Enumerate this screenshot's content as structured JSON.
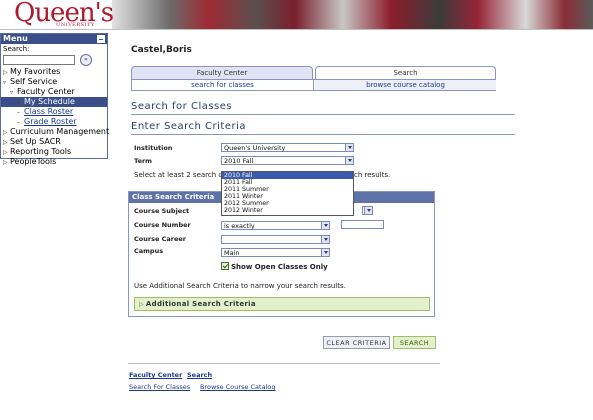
{
  "header": {
    "logo_text": "Queen's",
    "logo_sub": "UNIVERSITY"
  },
  "menu": {
    "title": "Menu",
    "search_label": "Search:",
    "search_value": "",
    "items": [
      {
        "label": "My Favorites",
        "level": 0,
        "expanded": false
      },
      {
        "label": "Self Service",
        "level": 0,
        "expanded": true
      },
      {
        "label": "Faculty Center",
        "level": 1,
        "expanded": true
      },
      {
        "label": "My Schedule",
        "level": 2,
        "active": true
      },
      {
        "label": "Class Roster",
        "level": 2,
        "link": true
      },
      {
        "label": "Grade Roster",
        "level": 2,
        "link": true
      },
      {
        "label": "Curriculum Management",
        "level": 0,
        "expanded": false
      },
      {
        "label": "Set Up SACR",
        "level": 0,
        "expanded": false
      },
      {
        "label": "Reporting Tools",
        "level": 0,
        "expanded": false
      },
      {
        "label": "PeopleTools",
        "level": 0,
        "expanded": false
      }
    ]
  },
  "user": {
    "name": "Castel,Boris"
  },
  "tabs": {
    "faculty_center": "Faculty Center",
    "search": "Search",
    "sub_search": "search for classes",
    "sub_browse": "browse course catalog"
  },
  "page": {
    "title": "Search for Classes",
    "section": "Enter Search Criteria"
  },
  "form": {
    "institution_label": "Institution",
    "institution_value": "Queen's University",
    "term_label": "Term",
    "term_value": "2010 Fall",
    "info_text_start": "Select at least 2 search c",
    "info_text_end": "ch results.",
    "term_options": [
      "2010 Fall",
      "2011 Fall",
      "2011 Summer",
      "2011 Winter",
      "2012 Summer",
      "2012 Winter"
    ],
    "term_selected_index": 0
  },
  "panel": {
    "title": "Class Search Criteria",
    "course_subject_label": "Course Subject",
    "course_subject_value": "",
    "course_number_label": "Course Number",
    "course_number_op": "is exactly",
    "course_number_value": "",
    "course_career_label": "Course Career",
    "course_career_value": "",
    "campus_label": "Campus",
    "campus_value": "Main",
    "show_open_label": "Show Open Classes Only",
    "show_open_checked": true,
    "additional_info": "Use Additional Search Criteria to narrow your search results.",
    "additional_label": "Additional Search Criteria"
  },
  "buttons": {
    "clear": "CLEAR CRITERIA",
    "search": "SEARCH"
  },
  "footer": {
    "faculty_center": "Faculty Center",
    "search": "Search",
    "search_for_classes": "Search For Classes",
    "browse_catalog": "Browse Course Catalog"
  }
}
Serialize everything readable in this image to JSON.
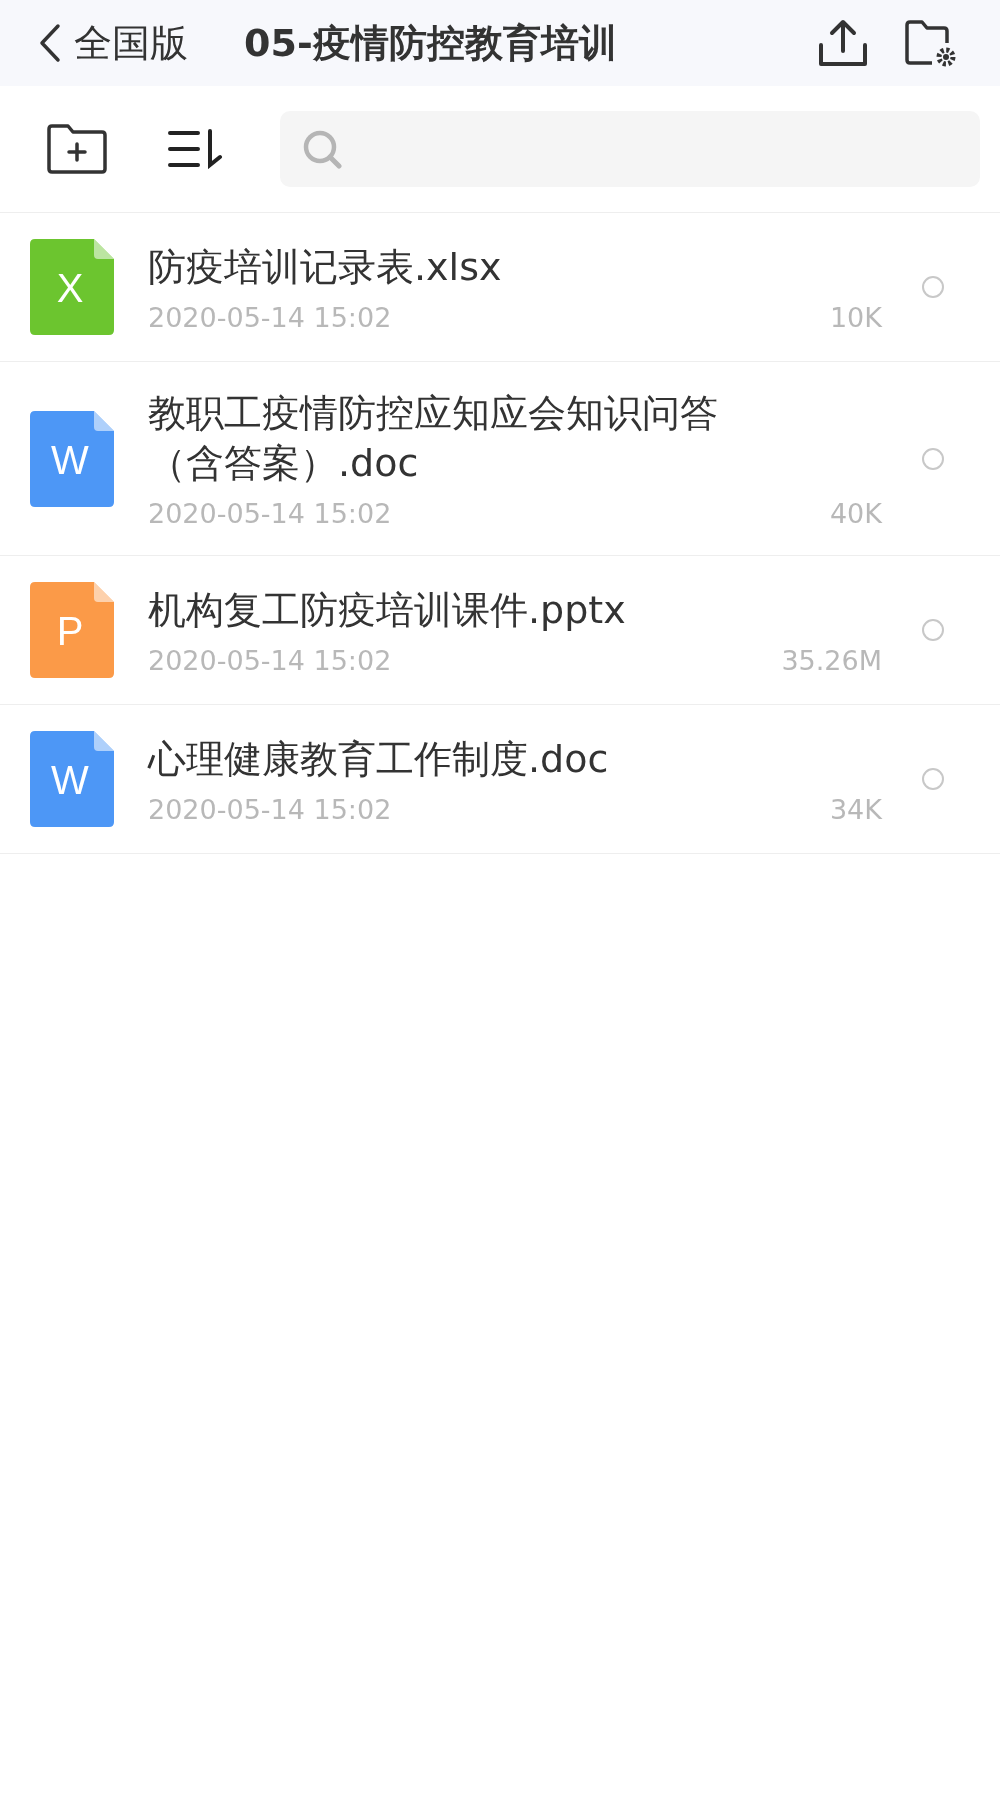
{
  "header": {
    "back_label": "全国版",
    "title": "05-疫情防控教育培训"
  },
  "files": [
    {
      "kind": "xlsx",
      "badge": "X",
      "name": "防疫培训记录表.xlsx",
      "date": "2020-05-14 15:02",
      "size": "10K",
      "selected": false
    },
    {
      "kind": "doc",
      "badge": "W",
      "name": "教职工疫情防控应知应会知识问答（含答案）.doc",
      "date": "2020-05-14 15:02",
      "size": "40K",
      "selected": false
    },
    {
      "kind": "pptx",
      "badge": "P",
      "name": "机构复工防疫培训课件.pptx",
      "date": "2020-05-14 15:02",
      "size": "35.26M",
      "selected": false
    },
    {
      "kind": "doc",
      "badge": "W",
      "name": "心理健康教育工作制度.doc",
      "date": "2020-05-14 15:02",
      "size": "34K",
      "selected": false
    }
  ]
}
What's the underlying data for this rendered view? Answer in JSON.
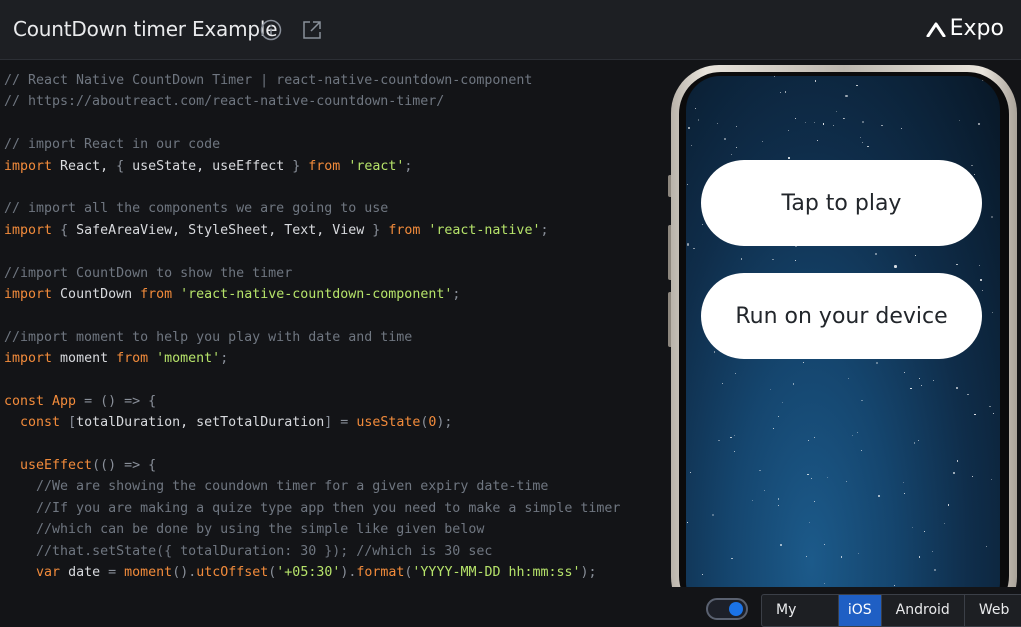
{
  "header": {
    "title": "CountDown timer Example",
    "info_icon": "info-icon",
    "open_icon": "external-link-icon",
    "brand": "Expo"
  },
  "code_lines": [
    [
      {
        "c": "c",
        "t": "// React Native CountDown Timer | react-native-countdown-component"
      }
    ],
    [
      {
        "c": "c",
        "t": "// https://aboutreact.com/react-native-countdown-timer/"
      }
    ],
    [],
    [
      {
        "c": "c",
        "t": "// import React in our code"
      }
    ],
    [
      {
        "c": "k",
        "t": "import"
      },
      {
        "c": "t",
        "t": " React, "
      },
      {
        "c": "p",
        "t": "{"
      },
      {
        "c": "t",
        "t": " useState, useEffect "
      },
      {
        "c": "p",
        "t": "}"
      },
      {
        "c": "t",
        "t": " "
      },
      {
        "c": "k",
        "t": "from"
      },
      {
        "c": "t",
        "t": " "
      },
      {
        "c": "s",
        "t": "'react'"
      },
      {
        "c": "p",
        "t": ";"
      }
    ],
    [],
    [
      {
        "c": "c",
        "t": "// import all the components we are going to use"
      }
    ],
    [
      {
        "c": "k",
        "t": "import"
      },
      {
        "c": "t",
        "t": " "
      },
      {
        "c": "p",
        "t": "{"
      },
      {
        "c": "t",
        "t": " SafeAreaView, StyleSheet, Text, View "
      },
      {
        "c": "p",
        "t": "}"
      },
      {
        "c": "t",
        "t": " "
      },
      {
        "c": "k",
        "t": "from"
      },
      {
        "c": "t",
        "t": " "
      },
      {
        "c": "s",
        "t": "'react-native'"
      },
      {
        "c": "p",
        "t": ";"
      }
    ],
    [],
    [
      {
        "c": "c",
        "t": "//import CountDown to show the timer"
      }
    ],
    [
      {
        "c": "k",
        "t": "import"
      },
      {
        "c": "t",
        "t": " CountDown "
      },
      {
        "c": "k",
        "t": "from"
      },
      {
        "c": "t",
        "t": " "
      },
      {
        "c": "s",
        "t": "'react-native-countdown-component'"
      },
      {
        "c": "p",
        "t": ";"
      }
    ],
    [],
    [
      {
        "c": "c",
        "t": "//import moment to help you play with date and time"
      }
    ],
    [
      {
        "c": "k",
        "t": "import"
      },
      {
        "c": "t",
        "t": " moment "
      },
      {
        "c": "k",
        "t": "from"
      },
      {
        "c": "t",
        "t": " "
      },
      {
        "c": "s",
        "t": "'moment'"
      },
      {
        "c": "p",
        "t": ";"
      }
    ],
    [],
    [
      {
        "c": "k",
        "t": "const"
      },
      {
        "c": "t",
        "t": " "
      },
      {
        "c": "f",
        "t": "App"
      },
      {
        "c": "t",
        "t": " "
      },
      {
        "c": "p",
        "t": "= () =>"
      },
      {
        "c": "t",
        "t": " "
      },
      {
        "c": "p",
        "t": "{"
      }
    ],
    [
      {
        "c": "t",
        "t": "  "
      },
      {
        "c": "k",
        "t": "const"
      },
      {
        "c": "t",
        "t": " "
      },
      {
        "c": "p",
        "t": "["
      },
      {
        "c": "t",
        "t": "totalDuration, setTotalDuration"
      },
      {
        "c": "p",
        "t": "]"
      },
      {
        "c": "t",
        "t": " "
      },
      {
        "c": "p",
        "t": "="
      },
      {
        "c": "t",
        "t": " "
      },
      {
        "c": "f",
        "t": "useState"
      },
      {
        "c": "p",
        "t": "("
      },
      {
        "c": "n",
        "t": "0"
      },
      {
        "c": "p",
        "t": ");"
      }
    ],
    [],
    [
      {
        "c": "t",
        "t": "  "
      },
      {
        "c": "f",
        "t": "useEffect"
      },
      {
        "c": "p",
        "t": "(() =>"
      },
      {
        "c": "t",
        "t": " "
      },
      {
        "c": "p",
        "t": "{"
      }
    ],
    [
      {
        "c": "t",
        "t": "    "
      },
      {
        "c": "c",
        "t": "//We are showing the coundown timer for a given expiry date-time"
      }
    ],
    [
      {
        "c": "t",
        "t": "    "
      },
      {
        "c": "c",
        "t": "//If you are making a quize type app then you need to make a simple timer"
      }
    ],
    [
      {
        "c": "t",
        "t": "    "
      },
      {
        "c": "c",
        "t": "//which can be done by using the simple like given below"
      }
    ],
    [
      {
        "c": "t",
        "t": "    "
      },
      {
        "c": "c",
        "t": "//that.setState({ totalDuration: 30 }); //which is 30 sec"
      }
    ],
    [
      {
        "c": "t",
        "t": "    "
      },
      {
        "c": "k",
        "t": "var"
      },
      {
        "c": "t",
        "t": " date "
      },
      {
        "c": "p",
        "t": "="
      },
      {
        "c": "t",
        "t": " "
      },
      {
        "c": "f",
        "t": "moment"
      },
      {
        "c": "p",
        "t": "()."
      },
      {
        "c": "f",
        "t": "utcOffset"
      },
      {
        "c": "p",
        "t": "("
      },
      {
        "c": "s",
        "t": "'+05:30'"
      },
      {
        "c": "p",
        "t": ")."
      },
      {
        "c": "f",
        "t": "format"
      },
      {
        "c": "p",
        "t": "("
      },
      {
        "c": "s",
        "t": "'YYYY-MM-DD hh:mm:ss'"
      },
      {
        "c": "p",
        "t": ");"
      }
    ]
  ],
  "preview": {
    "tap_to_play": "Tap to play",
    "run_on_device": "Run on your device"
  },
  "footer": {
    "toggle_on": true,
    "platforms": [
      "My Device",
      "iOS",
      "Android",
      "Web"
    ],
    "selected_platform": "iOS"
  },
  "colors": {
    "accent": "#1f5fc4",
    "keyword": "#f28b3b",
    "string": "#b6e36a",
    "comment": "#6f7680"
  }
}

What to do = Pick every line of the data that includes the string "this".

Output below =
Enumerate this screenshot's content as structured JSON.
Serialize everything readable in this image to JSON.
What's the underlying data for this rendered view? Answer in JSON.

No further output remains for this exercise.